▶ EXERCISE BRIEF: Print the data exactly as it is given, please.

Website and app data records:
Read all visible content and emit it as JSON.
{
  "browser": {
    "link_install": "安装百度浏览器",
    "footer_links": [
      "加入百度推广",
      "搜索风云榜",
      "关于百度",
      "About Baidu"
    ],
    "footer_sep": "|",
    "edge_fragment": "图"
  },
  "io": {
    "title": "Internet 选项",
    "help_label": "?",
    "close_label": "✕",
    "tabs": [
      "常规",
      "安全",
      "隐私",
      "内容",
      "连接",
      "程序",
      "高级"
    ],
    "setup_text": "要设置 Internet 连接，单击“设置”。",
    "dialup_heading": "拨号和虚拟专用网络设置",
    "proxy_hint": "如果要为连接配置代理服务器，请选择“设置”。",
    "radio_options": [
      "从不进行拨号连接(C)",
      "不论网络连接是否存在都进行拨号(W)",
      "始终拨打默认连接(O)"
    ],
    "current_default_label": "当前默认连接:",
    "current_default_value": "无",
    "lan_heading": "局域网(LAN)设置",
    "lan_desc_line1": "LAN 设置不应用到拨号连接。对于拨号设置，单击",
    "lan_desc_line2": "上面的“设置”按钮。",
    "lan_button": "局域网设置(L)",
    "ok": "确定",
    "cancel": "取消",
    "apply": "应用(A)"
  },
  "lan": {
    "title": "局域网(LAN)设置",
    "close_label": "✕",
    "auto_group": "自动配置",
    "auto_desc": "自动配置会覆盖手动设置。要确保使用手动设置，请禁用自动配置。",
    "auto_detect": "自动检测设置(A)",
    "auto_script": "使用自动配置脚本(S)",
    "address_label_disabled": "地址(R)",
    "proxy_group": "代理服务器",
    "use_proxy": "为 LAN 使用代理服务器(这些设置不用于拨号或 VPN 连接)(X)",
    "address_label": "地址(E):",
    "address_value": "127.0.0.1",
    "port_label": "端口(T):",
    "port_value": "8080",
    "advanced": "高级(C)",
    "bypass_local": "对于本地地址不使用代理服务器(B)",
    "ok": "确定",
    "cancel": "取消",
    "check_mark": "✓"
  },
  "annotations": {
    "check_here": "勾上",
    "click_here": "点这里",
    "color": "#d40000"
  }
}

▶ ANSWER SPACE:
Read all visible content and emit it as JSON.
{
  "browser": {
    "link_install": "安装百度浏览器",
    "footer_links": [
      "加入百度推广",
      "搜索风云榜",
      "关于百度",
      "About Baidu"
    ],
    "footer_sep": "|",
    "edge_fragment": "图"
  },
  "io": {
    "title": "Internet 选项",
    "help_label": "?",
    "close_label": "✕",
    "tabs": [
      "常规",
      "安全",
      "隐私",
      "内容",
      "连接",
      "程序",
      "高级"
    ],
    "setup_text": "要设置 Internet 连接，单击“设置”。",
    "dialup_heading": "拨号和虚拟专用网络设置",
    "proxy_hint": "如果要为连接配置代理服务器，请选择“设置”。",
    "radio_options": [
      "从不进行拨号连接(C)",
      "不论网络连接是否存在都进行拨号(W)",
      "始终拨打默认连接(O)"
    ],
    "current_default_label": "当前默认连接:",
    "current_default_value": "无",
    "lan_heading": "局域网(LAN)设置",
    "lan_desc_line1": "LAN 设置不应用到拨号连接。对于拨号设置，单击",
    "lan_desc_line2": "上面的“设置”按钮。",
    "lan_button": "局域网设置(L)",
    "ok": "确定",
    "cancel": "取消",
    "apply": "应用(A)"
  },
  "lan": {
    "title": "局域网(LAN)设置",
    "close_label": "✕",
    "auto_group": "自动配置",
    "auto_desc": "自动配置会覆盖手动设置。要确保使用手动设置，请禁用自动配置。",
    "auto_detect": "自动检测设置(A)",
    "auto_script": "使用自动配置脚本(S)",
    "address_label_disabled": "地址(R)",
    "proxy_group": "代理服务器",
    "use_proxy": "为 LAN 使用代理服务器(这些设置不用于拨号或 VPN 连接)(X)",
    "address_label": "地址(E):",
    "address_value": "127.0.0.1",
    "port_label": "端口(T):",
    "port_value": "8080",
    "advanced": "高级(C)",
    "bypass_local": "对于本地地址不使用代理服务器(B)",
    "ok": "确定",
    "cancel": "取消",
    "check_mark": "✓"
  },
  "annotations": {
    "check_here": "勾上",
    "click_here": "点这里",
    "color": "#d40000"
  }
}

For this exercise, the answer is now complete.